Some policies may cover a portion of your individual unit:
According to the International Risk Management Institute (IRMI), bare walls coverage is one of three types of protection used for condo master policies. A bare walls policy insures only:
Fixtures in shared spaces
Furnishings in shared spaces
A master policy with bare walls coverage has the least amount of protection for condo unit owners.
Suppose you own a condo unit, and your condo association has a bare walls policy. In that case, you are responsible for buying insurance to cover sinks, built-in cabinets, appliances, flooring, wallpaper, any improvements you made to the unit, and personal property coverage.
A master policy with single entity coverage is a middle-of-the-road approach to condo association insurance. Single entity covers the structure, fixtures, and shared spaces like a bare walls policy, but it can also include limited coverage for your individual unit:
Essentially, it includes what was originally part of the condo.
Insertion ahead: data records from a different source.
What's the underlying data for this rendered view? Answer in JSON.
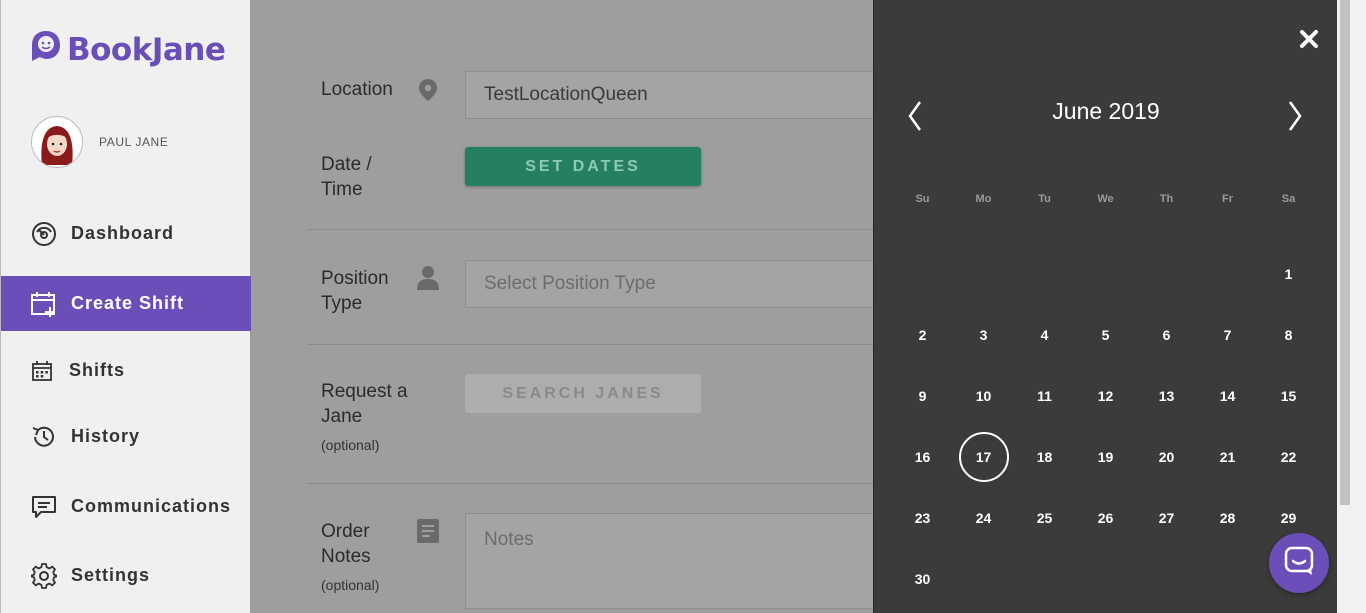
{
  "brand": {
    "name": "BookJane",
    "color": "#6b4eb8"
  },
  "user": {
    "name": "PAUL JANE"
  },
  "nav": {
    "dashboard": "Dashboard",
    "create_shift": "Create Shift",
    "shifts": "Shifts",
    "history": "History",
    "communications": "Communications",
    "settings": "Settings"
  },
  "form": {
    "location_label": "Location",
    "location_value": "TestLocationQueen",
    "date_label_1": "Date /",
    "date_label_2": "Time",
    "set_dates": "SET DATES",
    "position_label_1": "Position",
    "position_label_2": "Type",
    "position_placeholder": "Select Position Type",
    "request_label_1": "Request a",
    "request_label_2": "Jane",
    "request_optional": "(optional)",
    "search_janes": "SEARCH JANES",
    "notes_label_1": "Order",
    "notes_label_2": "Notes",
    "notes_optional": "(optional)",
    "notes_placeholder": "Notes"
  },
  "calendar": {
    "title": "June 2019",
    "weekdays": [
      "Su",
      "Mo",
      "Tu",
      "We",
      "Th",
      "Fr",
      "Sa"
    ],
    "leading_blanks": 6,
    "days": [
      1,
      2,
      3,
      4,
      5,
      6,
      7,
      8,
      9,
      10,
      11,
      12,
      13,
      14,
      15,
      16,
      17,
      18,
      19,
      20,
      21,
      22,
      23,
      24,
      25,
      26,
      27,
      28,
      29,
      30
    ],
    "selected_day": 17
  }
}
It does not protect structural improvements, additions, upgrades, or personal items.
The most comprehensive protection that condo association insurance can offer is all-in coverage. As the name suggests, it is “ all in “—policies can include the entire original structure of the condo building and:
Unlike the other two types of master policies, all-in coverage typically protects additions and remodels. It still does not extend to your personal belongings.
See more: Condo Insurance Quotes
As a condo owner, your building’s master policy should automatically include you. However, condominium association insurance isn’t enough.
A master policy protects the property’s exterior and common areas only. You still need individual coverage for:
Furniture, clothing, electronics, and other personal belongings
Personal liability insurance for bodily injury and property damage
Improvements or upgrades to your unit
Your individual policy may need to include your unit’s walls, cabinets, and fixtures. How much coverage you need for condo insurance depends on the master insurance policy —an all-in master policy offers the most protection, so you may not need as much insurance compared to a bare walls master policy.
You should also become familiar with the natural disasters and other risks in your area. Some master and individual policies do not include coverage for flooding, earthquakes, or wildfires.
You may need to buy additional coverage, such as flood insurance or a separate catastrophe insurance policy, to protect against some disasters.
Contact your insurance company or insurance agent to discuss coverage limits, deductible amounts, and options for what condo insurance covers.
Unlike home insurance, condo insurance includes two separate policies. The master association insurance protects the building’s structure, common areas, and property. Your individual condo policy covers your personal items and can include your unit’s walls, cabinets, and fixtures.
Yes, condo association insurance includes liability protection. It can cover legal or medical costs if there’s an accident or injury in any of the building’s common areas.
Yes, you need condo insurance in addition to the condo association’s master policy. The master policy does not cover your personal belongings. In many cases, it doesn’t cover cabinets, fixtures, or appliances in your unit. Having an individual policy can give you the protection you need.
The best condo insurance is a policy that fits your budget while protecting what matters most. It helps to get insurance quotes from a few insurance agencies. That way, you can compare coverage options and get an affordable policy to fit your needs.
Amy is a personal finance and technology writer. With a background in the legal field and a bachelor's degree from Ferris State University, she has a talent for transforming complex topics into content that’s easy to understand. Connect with Amy on LinkedIn.Learn More